Exercise description. The answer must consist of every line from the entries below that contains the word "opentelemetry".

Exercise material.
►

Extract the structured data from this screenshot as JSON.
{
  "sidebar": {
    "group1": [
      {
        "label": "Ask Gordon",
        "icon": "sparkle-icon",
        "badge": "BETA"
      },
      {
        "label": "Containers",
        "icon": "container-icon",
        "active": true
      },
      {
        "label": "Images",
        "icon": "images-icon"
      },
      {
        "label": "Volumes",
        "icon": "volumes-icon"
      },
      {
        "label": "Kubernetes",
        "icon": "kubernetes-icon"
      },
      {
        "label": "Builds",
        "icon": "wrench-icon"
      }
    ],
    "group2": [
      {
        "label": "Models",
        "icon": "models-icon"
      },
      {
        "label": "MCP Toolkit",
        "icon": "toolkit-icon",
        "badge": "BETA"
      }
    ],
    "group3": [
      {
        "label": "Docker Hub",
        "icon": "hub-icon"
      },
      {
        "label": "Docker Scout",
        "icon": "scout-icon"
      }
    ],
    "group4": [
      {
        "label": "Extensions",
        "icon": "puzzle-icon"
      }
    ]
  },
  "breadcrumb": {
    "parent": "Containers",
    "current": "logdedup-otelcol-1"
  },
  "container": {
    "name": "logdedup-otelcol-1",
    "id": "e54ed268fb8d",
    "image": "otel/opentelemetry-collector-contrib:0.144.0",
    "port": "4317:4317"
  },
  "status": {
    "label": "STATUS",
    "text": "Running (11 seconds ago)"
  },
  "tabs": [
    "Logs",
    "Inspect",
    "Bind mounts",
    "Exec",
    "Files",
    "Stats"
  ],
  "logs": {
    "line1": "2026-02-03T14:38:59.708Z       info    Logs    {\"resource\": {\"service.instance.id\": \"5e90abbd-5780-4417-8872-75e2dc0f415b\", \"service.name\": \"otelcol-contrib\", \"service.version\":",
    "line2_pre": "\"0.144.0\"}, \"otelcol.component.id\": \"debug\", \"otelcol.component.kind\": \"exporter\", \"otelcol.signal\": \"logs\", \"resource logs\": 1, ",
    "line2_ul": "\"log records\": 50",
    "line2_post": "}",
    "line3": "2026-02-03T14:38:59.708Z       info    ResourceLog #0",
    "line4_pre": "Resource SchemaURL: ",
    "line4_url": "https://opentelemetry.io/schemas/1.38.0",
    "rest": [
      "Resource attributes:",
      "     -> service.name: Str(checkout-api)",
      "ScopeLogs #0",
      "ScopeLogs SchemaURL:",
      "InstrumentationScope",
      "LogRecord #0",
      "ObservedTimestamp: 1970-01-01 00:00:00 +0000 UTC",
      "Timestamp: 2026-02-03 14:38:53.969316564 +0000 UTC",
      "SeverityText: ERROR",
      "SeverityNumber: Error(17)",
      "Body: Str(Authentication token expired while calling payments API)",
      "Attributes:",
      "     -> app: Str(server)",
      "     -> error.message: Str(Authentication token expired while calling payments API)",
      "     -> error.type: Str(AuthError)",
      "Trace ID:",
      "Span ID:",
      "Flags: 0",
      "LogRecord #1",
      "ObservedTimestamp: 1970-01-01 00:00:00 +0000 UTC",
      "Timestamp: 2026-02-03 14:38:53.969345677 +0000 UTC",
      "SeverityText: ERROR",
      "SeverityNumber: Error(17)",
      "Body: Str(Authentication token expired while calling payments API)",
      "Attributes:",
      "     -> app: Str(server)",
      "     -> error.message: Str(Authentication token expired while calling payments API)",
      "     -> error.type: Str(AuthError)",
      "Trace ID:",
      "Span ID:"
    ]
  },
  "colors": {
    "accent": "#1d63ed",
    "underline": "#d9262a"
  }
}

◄

Exercise result.
    "image": "otel/opentelemetry-collector-contrib:0.144.0",
    "line4_url": "https://opentelemetry.io/schemas/1.38.0",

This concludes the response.